»»
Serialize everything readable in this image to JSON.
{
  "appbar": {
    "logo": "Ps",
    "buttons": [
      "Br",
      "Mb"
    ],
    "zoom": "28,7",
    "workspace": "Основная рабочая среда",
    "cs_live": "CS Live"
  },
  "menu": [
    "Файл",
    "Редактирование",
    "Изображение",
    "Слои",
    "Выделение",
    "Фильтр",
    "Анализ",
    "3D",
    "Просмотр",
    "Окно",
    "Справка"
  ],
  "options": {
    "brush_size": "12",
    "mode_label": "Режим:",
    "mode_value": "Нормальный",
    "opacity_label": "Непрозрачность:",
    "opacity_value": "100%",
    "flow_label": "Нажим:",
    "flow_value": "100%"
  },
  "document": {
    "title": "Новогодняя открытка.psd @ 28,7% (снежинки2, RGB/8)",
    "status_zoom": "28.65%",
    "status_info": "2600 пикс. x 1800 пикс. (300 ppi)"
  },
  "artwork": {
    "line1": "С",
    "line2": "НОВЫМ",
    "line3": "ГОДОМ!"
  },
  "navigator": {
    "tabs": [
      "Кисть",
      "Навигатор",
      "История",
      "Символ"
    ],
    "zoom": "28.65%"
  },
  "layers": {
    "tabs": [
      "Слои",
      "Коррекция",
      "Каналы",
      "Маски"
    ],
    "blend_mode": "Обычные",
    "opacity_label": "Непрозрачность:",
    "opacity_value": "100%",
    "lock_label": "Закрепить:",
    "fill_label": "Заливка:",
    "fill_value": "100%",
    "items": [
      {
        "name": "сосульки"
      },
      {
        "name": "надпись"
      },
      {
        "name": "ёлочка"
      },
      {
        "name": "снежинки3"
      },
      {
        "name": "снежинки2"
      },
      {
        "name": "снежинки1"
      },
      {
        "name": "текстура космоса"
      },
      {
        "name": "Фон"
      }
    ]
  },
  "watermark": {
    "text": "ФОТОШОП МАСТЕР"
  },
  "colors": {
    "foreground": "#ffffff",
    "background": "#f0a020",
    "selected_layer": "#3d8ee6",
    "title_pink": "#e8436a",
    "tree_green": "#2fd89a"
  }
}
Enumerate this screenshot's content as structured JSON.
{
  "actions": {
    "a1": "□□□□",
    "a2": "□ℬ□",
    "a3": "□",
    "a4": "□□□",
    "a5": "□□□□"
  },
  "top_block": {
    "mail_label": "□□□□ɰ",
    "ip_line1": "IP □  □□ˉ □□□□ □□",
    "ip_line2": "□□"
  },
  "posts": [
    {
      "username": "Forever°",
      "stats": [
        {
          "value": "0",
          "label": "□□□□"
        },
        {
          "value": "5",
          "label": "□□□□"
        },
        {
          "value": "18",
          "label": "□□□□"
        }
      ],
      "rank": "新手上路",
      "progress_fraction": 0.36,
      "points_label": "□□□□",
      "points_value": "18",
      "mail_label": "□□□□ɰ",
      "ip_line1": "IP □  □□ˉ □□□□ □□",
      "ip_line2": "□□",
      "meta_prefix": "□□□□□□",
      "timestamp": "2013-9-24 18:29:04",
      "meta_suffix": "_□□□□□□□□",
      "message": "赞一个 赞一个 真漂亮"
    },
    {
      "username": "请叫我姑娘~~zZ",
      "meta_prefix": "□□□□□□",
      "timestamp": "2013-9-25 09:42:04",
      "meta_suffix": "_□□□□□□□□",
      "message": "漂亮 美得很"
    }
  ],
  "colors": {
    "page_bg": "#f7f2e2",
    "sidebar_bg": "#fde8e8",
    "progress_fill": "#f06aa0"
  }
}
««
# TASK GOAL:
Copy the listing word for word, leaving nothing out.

# PROBLEM SOLUTION:
Serialize everything readable in this image to JSON.
{
  "appbar": {
    "logo": "Ps",
    "buttons": [
      "Br",
      "Mb"
    ],
    "zoom": "28,7",
    "workspace": "Основная рабочая среда",
    "cs_live": "CS Live"
  },
  "menu": [
    "Файл",
    "Редактирование",
    "Изображение",
    "Слои",
    "Выделение",
    "Фильтр",
    "Анализ",
    "3D",
    "Просмотр",
    "Окно",
    "Справка"
  ],
  "options": {
    "brush_size": "12",
    "mode_label": "Режим:",
    "mode_value": "Нормальный",
    "opacity_label": "Непрозрачность:",
    "opacity_value": "100%",
    "flow_label": "Нажим:",
    "flow_value": "100%"
  },
  "document": {
    "title": "Новогодняя открытка.psd @ 28,7% (снежинки2, RGB/8)",
    "status_zoom": "28.65%",
    "status_info": "2600 пикс. x 1800 пикс. (300 ppi)"
  },
  "artwork": {
    "line1": "С",
    "line2": "НОВЫМ",
    "line3": "ГОДОМ!"
  },
  "navigator": {
    "tabs": [
      "Кисть",
      "Навигатор",
      "История",
      "Символ"
    ],
    "zoom": "28.65%"
  },
  "layers": {
    "tabs": [
      "Слои",
      "Коррекция",
      "Каналы",
      "Маски"
    ],
    "blend_mode": "Обычные",
    "opacity_label": "Непрозрачность:",
    "opacity_value": "100%",
    "lock_label": "Закрепить:",
    "fill_label": "Заливка:",
    "fill_value": "100%",
    "items": [
      {
        "name": "сосульки"
      },
      {
        "name": "надпись"
      },
      {
        "name": "ёлочка"
      },
      {
        "name": "снежинки3"
      },
      {
        "name": "снежинки2"
      },
      {
        "name": "снежинки1"
      },
      {
        "name": "текстура космоса"
      },
      {
        "name": "Фон"
      }
    ]
  },
  "watermark": {
    "text": "ФОТОШОП МАСТЕР"
  },
  "colors": {
    "foreground": "#ffffff",
    "background": "#f0a020",
    "selected_layer": "#3d8ee6",
    "title_pink": "#e8436a",
    "tree_green": "#2fd89a"
  }
}
Enumerate this screenshot's content as structured JSON.
{
  "actions": {
    "a1": "□□□□",
    "a2": "□ℬ□",
    "a3": "□",
    "a4": "□□□",
    "a5": "□□□□"
  },
  "top_block": {
    "mail_label": "□□□□ɰ",
    "ip_line1": "IP □  □□ˉ □□□□ □□",
    "ip_line2": "□□"
  },
  "posts": [
    {
      "username": "Forever°",
      "stats": [
        {
          "value": "0",
          "label": "□□□□"
        },
        {
          "value": "5",
          "label": "□□□□"
        },
        {
          "value": "18",
          "label": "□□□□"
        }
      ],
      "rank": "新手上路",
      "progress_fraction": 0.36,
      "points_label": "□□□□",
      "points_value": "18",
      "mail_label": "□□□□ɰ",
      "ip_line1": "IP □  □□ˉ □□□□ □□",
      "ip_line2": "□□",
      "meta_prefix": "□□□□□□",
      "timestamp": "2013-9-24 18:29:04",
      "meta_suffix": "_□□□□□□□□",
      "message": "赞一个 赞一个 真漂亮"
    },
    {
      "username": "请叫我姑娘~~zZ",
      "meta_prefix": "□□□□□□",
      "timestamp": "2013-9-25 09:42:04",
      "meta_suffix": "_□□□□□□□□",
      "message": "漂亮 美得很"
    }
  ],
  "colors": {
    "page_bg": "#f7f2e2",
    "sidebar_bg": "#fde8e8",
    "progress_fill": "#f06aa0"
  }
}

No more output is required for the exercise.